▶ _Records for this exercise_:
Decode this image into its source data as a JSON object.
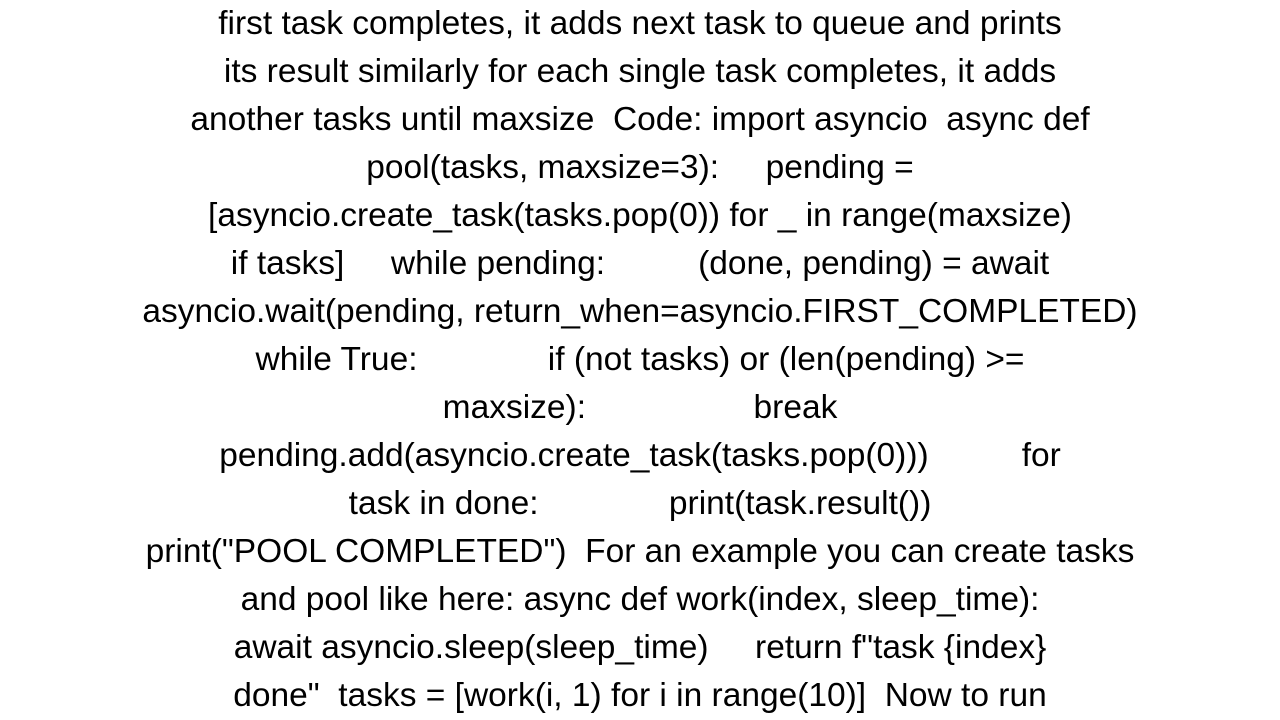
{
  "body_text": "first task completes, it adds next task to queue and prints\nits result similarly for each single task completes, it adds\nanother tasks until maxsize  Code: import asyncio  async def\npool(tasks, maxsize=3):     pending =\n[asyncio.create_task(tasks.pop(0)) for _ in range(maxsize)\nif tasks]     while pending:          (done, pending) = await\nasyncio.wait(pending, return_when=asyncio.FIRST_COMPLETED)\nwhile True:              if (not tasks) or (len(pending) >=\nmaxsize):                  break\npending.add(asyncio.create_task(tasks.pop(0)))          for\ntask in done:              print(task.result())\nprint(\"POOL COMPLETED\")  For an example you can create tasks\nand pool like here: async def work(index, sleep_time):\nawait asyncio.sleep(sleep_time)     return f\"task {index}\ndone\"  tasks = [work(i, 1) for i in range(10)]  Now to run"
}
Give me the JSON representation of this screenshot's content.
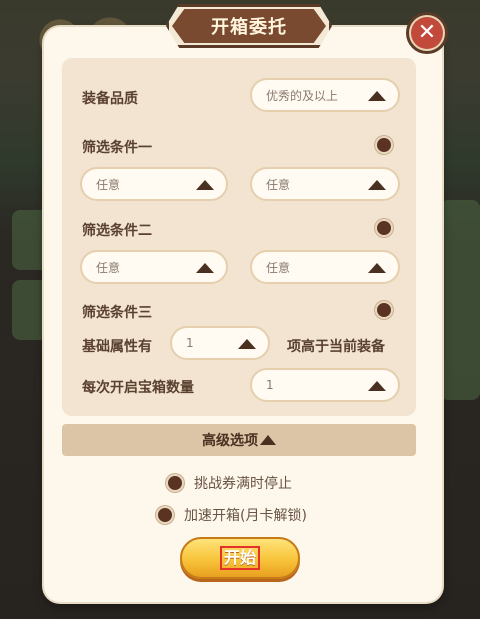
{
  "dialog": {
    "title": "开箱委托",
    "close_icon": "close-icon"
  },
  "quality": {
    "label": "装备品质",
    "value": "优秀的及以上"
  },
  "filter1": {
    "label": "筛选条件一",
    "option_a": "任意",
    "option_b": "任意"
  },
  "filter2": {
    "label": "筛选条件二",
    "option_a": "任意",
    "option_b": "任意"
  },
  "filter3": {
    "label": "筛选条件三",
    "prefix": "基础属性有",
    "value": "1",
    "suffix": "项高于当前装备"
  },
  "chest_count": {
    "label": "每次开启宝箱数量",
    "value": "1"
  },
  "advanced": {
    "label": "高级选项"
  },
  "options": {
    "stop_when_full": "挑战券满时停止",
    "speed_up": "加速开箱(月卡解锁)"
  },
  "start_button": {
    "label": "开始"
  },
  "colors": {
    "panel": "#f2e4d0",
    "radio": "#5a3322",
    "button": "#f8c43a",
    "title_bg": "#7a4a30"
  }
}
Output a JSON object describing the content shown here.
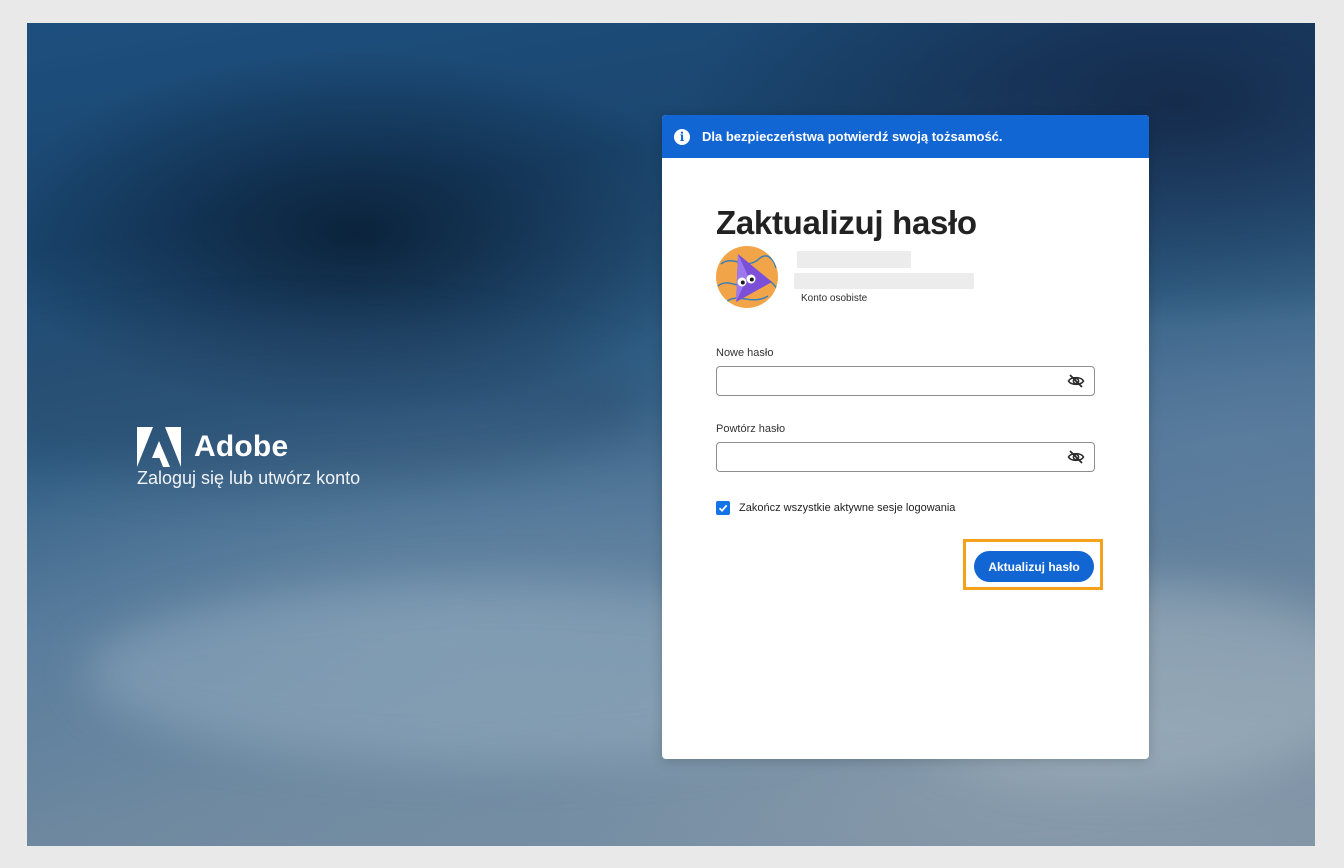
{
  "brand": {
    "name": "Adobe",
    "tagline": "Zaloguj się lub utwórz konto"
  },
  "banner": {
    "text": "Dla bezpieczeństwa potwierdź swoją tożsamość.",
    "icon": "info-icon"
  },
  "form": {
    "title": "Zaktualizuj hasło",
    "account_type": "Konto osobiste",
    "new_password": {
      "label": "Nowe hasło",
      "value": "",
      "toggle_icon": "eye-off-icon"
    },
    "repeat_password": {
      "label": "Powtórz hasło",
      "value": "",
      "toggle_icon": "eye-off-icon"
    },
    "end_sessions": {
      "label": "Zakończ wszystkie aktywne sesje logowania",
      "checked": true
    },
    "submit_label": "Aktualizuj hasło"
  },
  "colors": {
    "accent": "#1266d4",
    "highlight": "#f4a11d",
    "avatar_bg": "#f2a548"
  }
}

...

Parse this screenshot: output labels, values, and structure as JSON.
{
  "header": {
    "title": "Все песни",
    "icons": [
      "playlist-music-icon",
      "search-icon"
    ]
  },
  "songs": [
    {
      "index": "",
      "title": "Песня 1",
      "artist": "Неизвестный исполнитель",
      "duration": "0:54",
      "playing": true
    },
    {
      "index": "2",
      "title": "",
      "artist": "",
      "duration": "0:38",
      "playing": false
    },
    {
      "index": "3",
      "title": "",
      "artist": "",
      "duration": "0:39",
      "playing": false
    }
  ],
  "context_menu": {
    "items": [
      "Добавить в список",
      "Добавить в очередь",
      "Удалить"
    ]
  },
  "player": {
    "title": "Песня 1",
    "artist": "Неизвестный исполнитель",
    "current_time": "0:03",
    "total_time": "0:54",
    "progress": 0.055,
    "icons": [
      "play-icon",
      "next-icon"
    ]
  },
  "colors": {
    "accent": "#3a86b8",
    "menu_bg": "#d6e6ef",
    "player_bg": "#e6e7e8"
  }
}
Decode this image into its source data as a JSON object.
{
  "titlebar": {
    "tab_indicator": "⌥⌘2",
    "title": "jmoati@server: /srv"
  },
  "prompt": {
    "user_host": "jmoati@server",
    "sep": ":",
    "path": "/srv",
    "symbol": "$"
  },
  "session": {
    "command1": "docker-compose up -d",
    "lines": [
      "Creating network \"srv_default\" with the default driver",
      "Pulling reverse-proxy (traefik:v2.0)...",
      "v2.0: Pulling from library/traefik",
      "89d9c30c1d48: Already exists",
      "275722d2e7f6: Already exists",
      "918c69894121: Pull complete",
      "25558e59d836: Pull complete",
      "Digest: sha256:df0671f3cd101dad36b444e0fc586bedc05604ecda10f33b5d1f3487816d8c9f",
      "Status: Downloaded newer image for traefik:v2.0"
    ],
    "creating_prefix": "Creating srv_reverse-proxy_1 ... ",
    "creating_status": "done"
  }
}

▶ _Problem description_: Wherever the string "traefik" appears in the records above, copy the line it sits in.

▶ _Solution for this problem_:
      "Pulling reverse-proxy (traefik:v2.0)...",
      "v2.0: Pulling from library/traefik",
      "Status: Downloaded newer image for traefik:v2.0"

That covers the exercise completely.